First, the facts:
Title: Aran Sweater Design
Author: Janet Szabo
Published by: Big Sky Knitting Design, 2006
1. A Brief History
2. Anatomy of an Aran
4. Learning the Ropes (and Honeycombs and Diamonds)
5. Creating a Design
6. Putting it All Together
7. Useful Aran Knittin gTips
8. Constructing an Aran
9. Dropped-Shoulder Arans
10. Peasant Sleeve Arans
11. Set-In Sleeve Arans
12. Raglan Sleeve Arans
13. Aran Vests
14. T-Sleeve Arans
15. Wide-Saddle Arans
Pattern Size Range: N/A
The In-Depth Look:
I’ve practically lived and breathed this book for the last couple of weeks and finally realized I had to write a review of this book to tell you why.
I had decided to tear out an aran I knitted in 2006 and reuse the yarn, and I spent so much time looking for the right pattern when I decided that I should just design my own … and this was the book I immediately reached for.
Why? This book tells you simply everything you need to know to put together an Aran sweater.
It starts by examining the construction of traditional sweaters, the kind of yarn that is ideal–important, basic beginnings. Then it discusses different kinds of cables–honeycombs, diamonds, braids … what makes them different from each other.
But then it gets really good–it talks about how you put them TOGETHER. Proportions. Row-counts. Frequency of repeats. Reasons some cables look better with certain cables rather than others. This entire section is masterful.
Next, the book examines the different constructions–saddle-shoulders, top-down, bottom-up, raglans, set-in sleeves, and so on, along with tips you need to know.
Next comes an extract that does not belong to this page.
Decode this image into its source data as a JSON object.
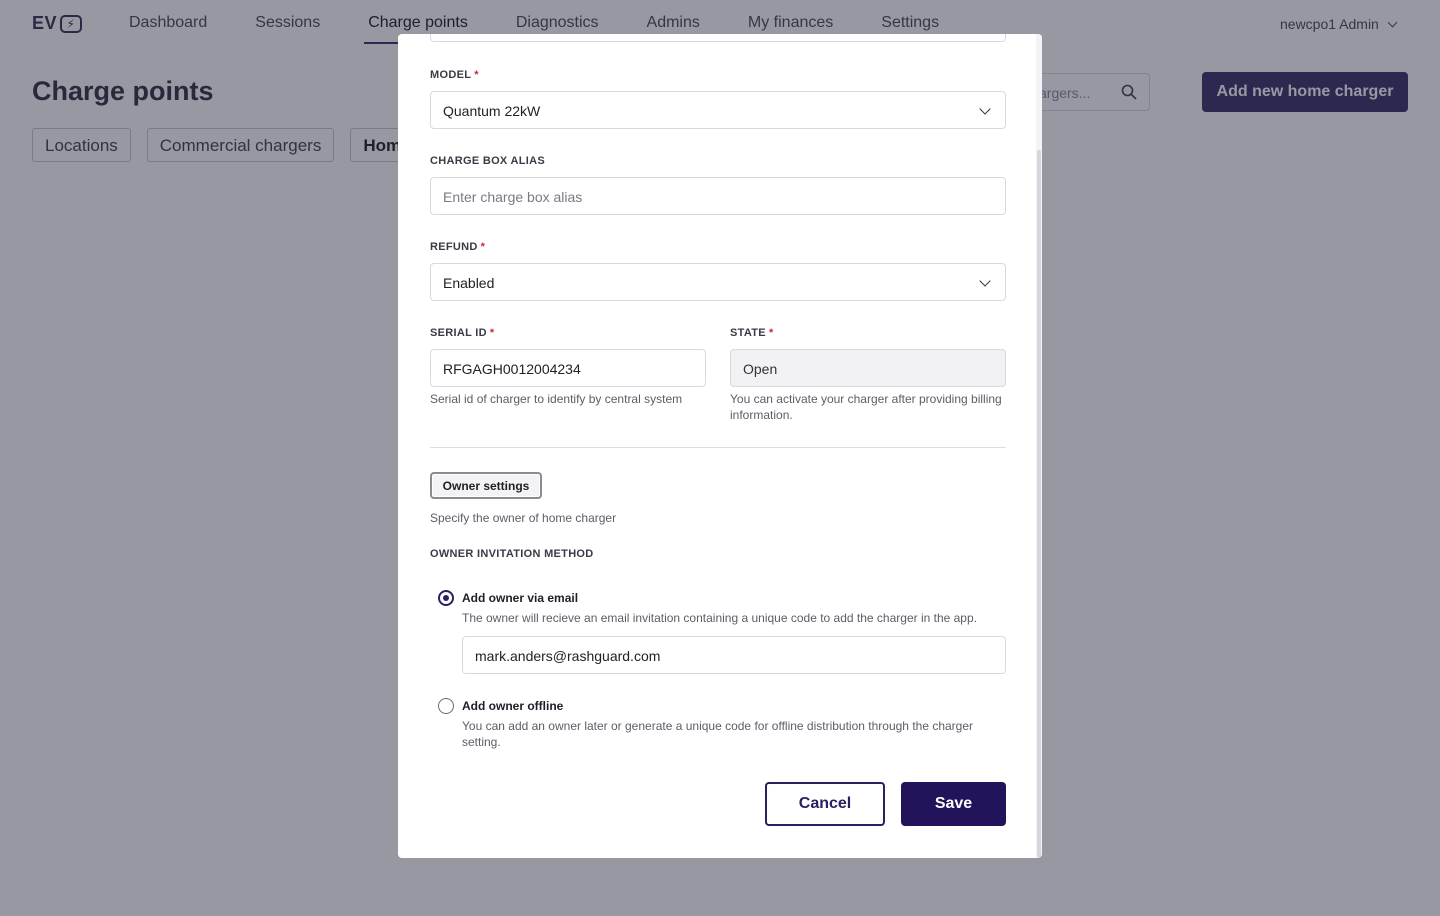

This is followed by in-depth detail about how to actually KNIT a sweater in whatever shape you might want.
There are a handful of fully-designed sweaters at the back. They’re perfectly nice, attractive and all, but to me, they are not the point of the book. The object of the book is for you to be able to design your own Aran … why follow someone else’s pattern?
Honestly, there isn’t a technique that I can think of that’s not in here–not that you’re likely to need, anyway. The style is entirely accessible and readable–it feels like having a good friend sitting next to you, helping you along. It does not get bogged down with technical jargon, but it doesn’t dumb-down anything.
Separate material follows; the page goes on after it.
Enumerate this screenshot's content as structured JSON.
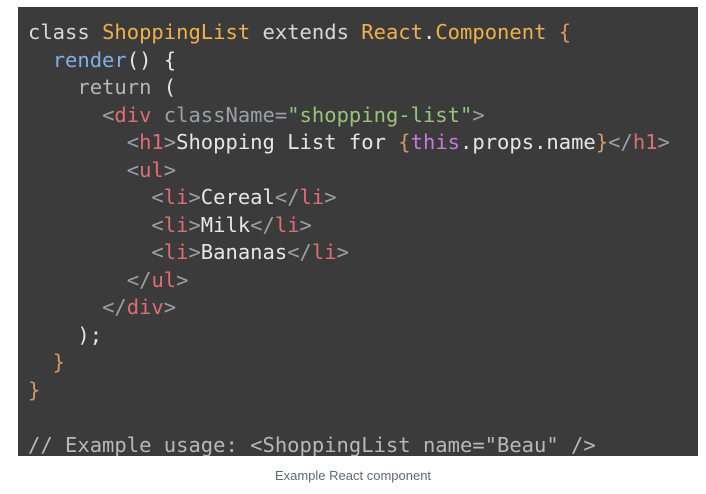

My one complaint? There are no cable patterns in the book, which I think is an odd lapse. Since the book is giving you all the tools you need to knit your own Aran, why are there no cable stitches to see you on your way? I understand that the object is to concentrate on the construction, and that there’s no way you could have all the cable stitches you might want. There’s simply not enough room. But, still… it seems to me that the book would have been better served by using the space at the back given to sweater designs for cable stitches instead.
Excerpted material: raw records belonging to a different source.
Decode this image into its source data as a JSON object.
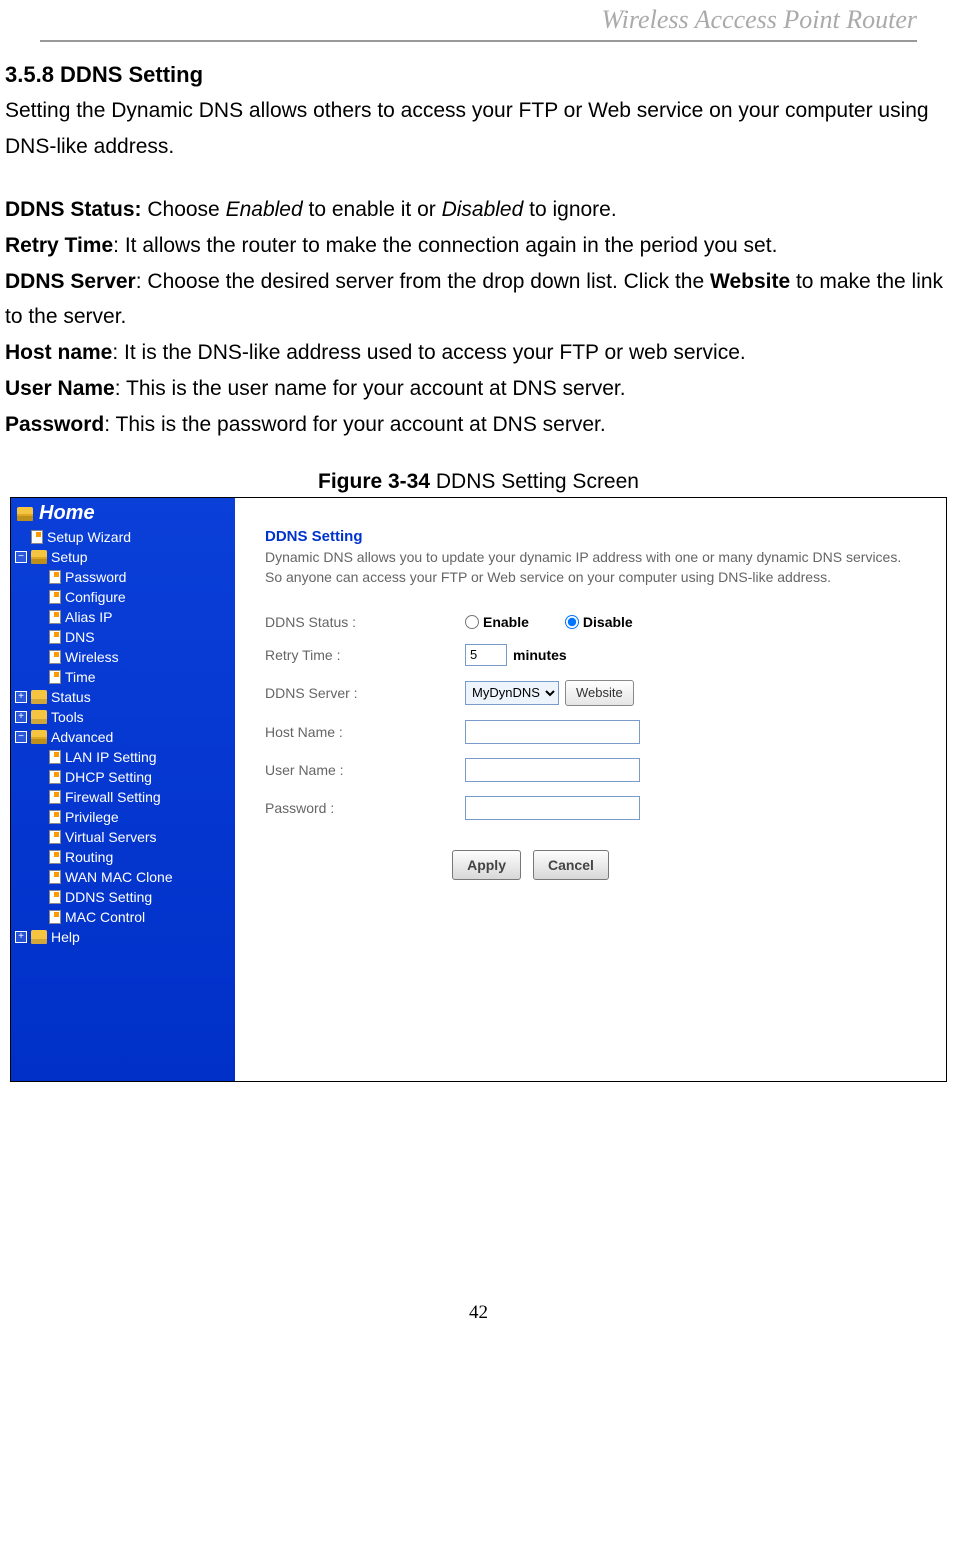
{
  "header": {
    "title": "Wireless  Acccess  Point  Router"
  },
  "doc": {
    "section_no": "3.5.8 DDNS Setting",
    "intro": "Setting the Dynamic DNS allows others to access your FTP or Web service on your computer using DNS-like address.",
    "defs": {
      "status_label": "DDNS Status:",
      "status_text_a": " Choose ",
      "status_enabled": "Enabled",
      "status_text_b": " to enable it or ",
      "status_disabled": "Disabled",
      "status_text_c": " to ignore.",
      "retry_label": "Retry Time",
      "retry_text": ": It allows the router to make the connection again in the period you set.",
      "server_label": "DDNS Server",
      "server_text_a": ": Choose the desired server from the drop down list. Click the ",
      "server_website": "Website",
      "server_text_b": " to make the link to the server.",
      "host_label": "Host name",
      "host_text": ": It is the DNS-like address used to access your FTP or web service.",
      "user_label": "User Name",
      "user_text": ": This is the user name for your account at DNS server.",
      "pass_label": "Password",
      "pass_text": ": This is the password for your account at DNS server."
    },
    "figure_bold": "Figure 3-34",
    "figure_rest": " DDNS Setting Screen",
    "page_number": "42"
  },
  "nav": {
    "home": "Home",
    "setup_wizard": "Setup Wizard",
    "setup": "Setup",
    "setup_items": [
      "Password",
      "Configure",
      "Alias IP",
      "DNS",
      "Wireless",
      "Time"
    ],
    "status": "Status",
    "tools": "Tools",
    "advanced": "Advanced",
    "advanced_items": [
      "LAN IP Setting",
      "DHCP Setting",
      "Firewall Setting",
      "Privilege",
      "Virtual Servers",
      "Routing",
      "WAN MAC Clone",
      "DDNS Setting",
      "MAC Control"
    ],
    "help": "Help"
  },
  "panel": {
    "title": "DDNS Setting",
    "desc": "Dynamic DNS allows you to update your dynamic IP address with one or many dynamic DNS services. So anyone can access your FTP or Web service on your computer using DNS-like address.",
    "labels": {
      "status": "DDNS Status :",
      "retry": "Retry Time :",
      "server": "DDNS Server :",
      "host": "Host Name :",
      "user": "User Name :",
      "pass": "Password :"
    },
    "radio": {
      "enable": "Enable",
      "disable": "Disable"
    },
    "retry_value": "5",
    "minutes": "minutes",
    "server_value": "MyDynDNS",
    "website_btn": "Website",
    "apply": "Apply",
    "cancel": "Cancel"
  }
}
That said … don’t let that stop you from buying this book. You SHOULD buy this book. It’s a masterpiece. Entirely approachable yet utterly informative. And if you need cable patterns? You can’t go wrong by checking out Szabo’s “Cables Volume 1: The Basics.”
This amazing book is available from Amazon.com.